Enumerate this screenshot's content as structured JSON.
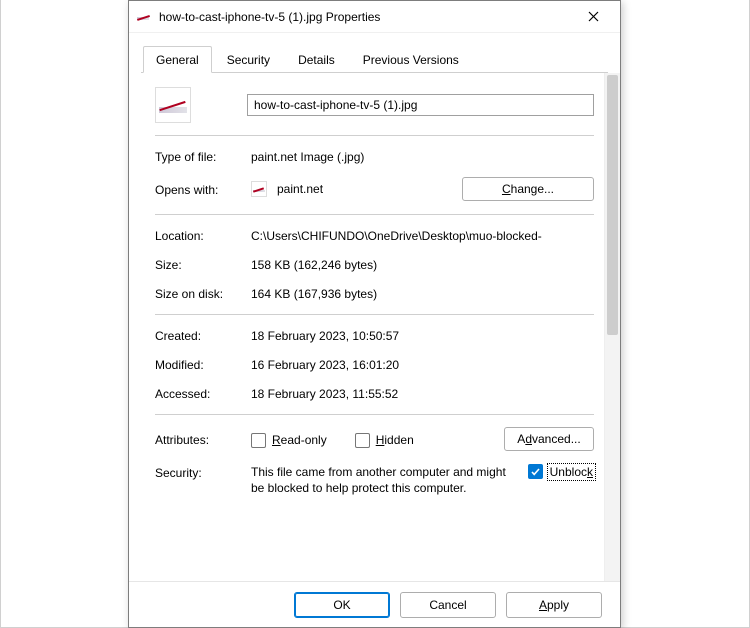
{
  "window": {
    "title": "how-to-cast-iphone-tv-5 (1).jpg Properties"
  },
  "tabs": {
    "items": [
      "General",
      "Security",
      "Details",
      "Previous Versions"
    ],
    "active": 0
  },
  "file": {
    "name": "how-to-cast-iphone-tv-5 (1).jpg"
  },
  "labels": {
    "type_of_file": "Type of file:",
    "opens_with": "Opens with:",
    "change_btn": "Change...",
    "location": "Location:",
    "size": "Size:",
    "size_on_disk": "Size on disk:",
    "created": "Created:",
    "modified": "Modified:",
    "accessed": "Accessed:",
    "attributes": "Attributes:",
    "read_only": "Read-only",
    "hidden": "Hidden",
    "advanced_btn": "Advanced...",
    "security": "Security:",
    "unblock": "Unblock"
  },
  "values": {
    "type_of_file": "paint.net Image (.jpg)",
    "opens_with": "paint.net",
    "location": "C:\\Users\\CHIFUNDO\\OneDrive\\Desktop\\muo-blocked-",
    "size": "158 KB (162,246 bytes)",
    "size_on_disk": "164 KB (167,936 bytes)",
    "created": "18 February 2023, 10:50:57",
    "modified": "16 February 2023, 16:01:20",
    "accessed": "18 February 2023, 11:55:52",
    "security_msg": "This file came from another computer and might be blocked to help protect this computer."
  },
  "state": {
    "read_only": false,
    "hidden": false,
    "unblock": true
  },
  "buttons": {
    "ok": "OK",
    "cancel": "Cancel",
    "apply": "Apply"
  }
}
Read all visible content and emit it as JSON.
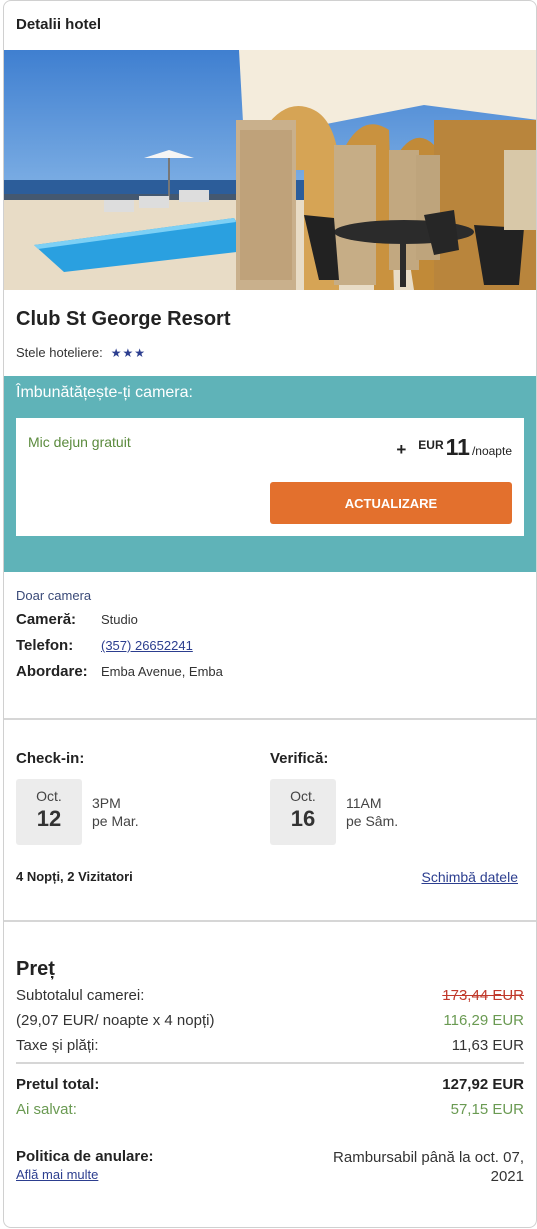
{
  "header": {
    "title": "Detalii hotel"
  },
  "hotel": {
    "name": "Club St George Resort",
    "stars_label": "Stele hoteliere:",
    "stars": "★★★",
    "star_count": 3
  },
  "upgrade": {
    "title": "Îmbunătățește-ți camera:",
    "item": "Mic dejun gratuit",
    "plus": "+",
    "currency": "EUR",
    "amount": "11",
    "per": "/noapte",
    "button_label": "ACTUALIZARE"
  },
  "room": {
    "type": "Doar camera",
    "room_label": "Cameră:",
    "room_value": "Studio",
    "phone_label": "Telefon:",
    "phone_value": "(357) 26652241",
    "address_label": "Abordare:",
    "address_value": "Emba Avenue, Emba"
  },
  "dates": {
    "checkin": {
      "title": "Check-in:",
      "month": "Oct.",
      "day": "12",
      "time": "3PM",
      "weekday": "pe Mar."
    },
    "checkout": {
      "title": "Verifică:",
      "month": "Oct.",
      "day": "16",
      "time": "11AM",
      "weekday": "pe Sâm."
    },
    "summary": "4 Nopți, 2 Vizitatori",
    "change_label": "Schimbă datele"
  },
  "price": {
    "title": "Preț",
    "subtotal_label": "Subtotalul camerei:",
    "subtotal_old": "173,44 EUR",
    "per_night_label": "(29,07 EUR/ noapte x 4 nopți)",
    "per_night_value": "116,29 EUR",
    "taxes_label": "Taxe și plăți:",
    "taxes_value": "11,63 EUR",
    "total_label": "Pretul total:",
    "total_value": "127,92 EUR",
    "saved_label": "Ai salvat:",
    "saved_value": "57,15 EUR",
    "policy_title": "Politica de anulare:",
    "policy_link": "Află mai multe",
    "policy_value": "Rambursabil până la oct. 07, 2021"
  },
  "colors": {
    "accent_teal": "#5fb3b8",
    "button_orange": "#e3702d",
    "link_blue": "#2c3e8f",
    "saved_green": "#6a9a52",
    "strike_red": "#c0392b"
  }
}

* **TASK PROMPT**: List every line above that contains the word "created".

* **RESULT FOR THIS TASK**:
    "created": "Created:",
    "created": "18 February 2023, 10:50:57",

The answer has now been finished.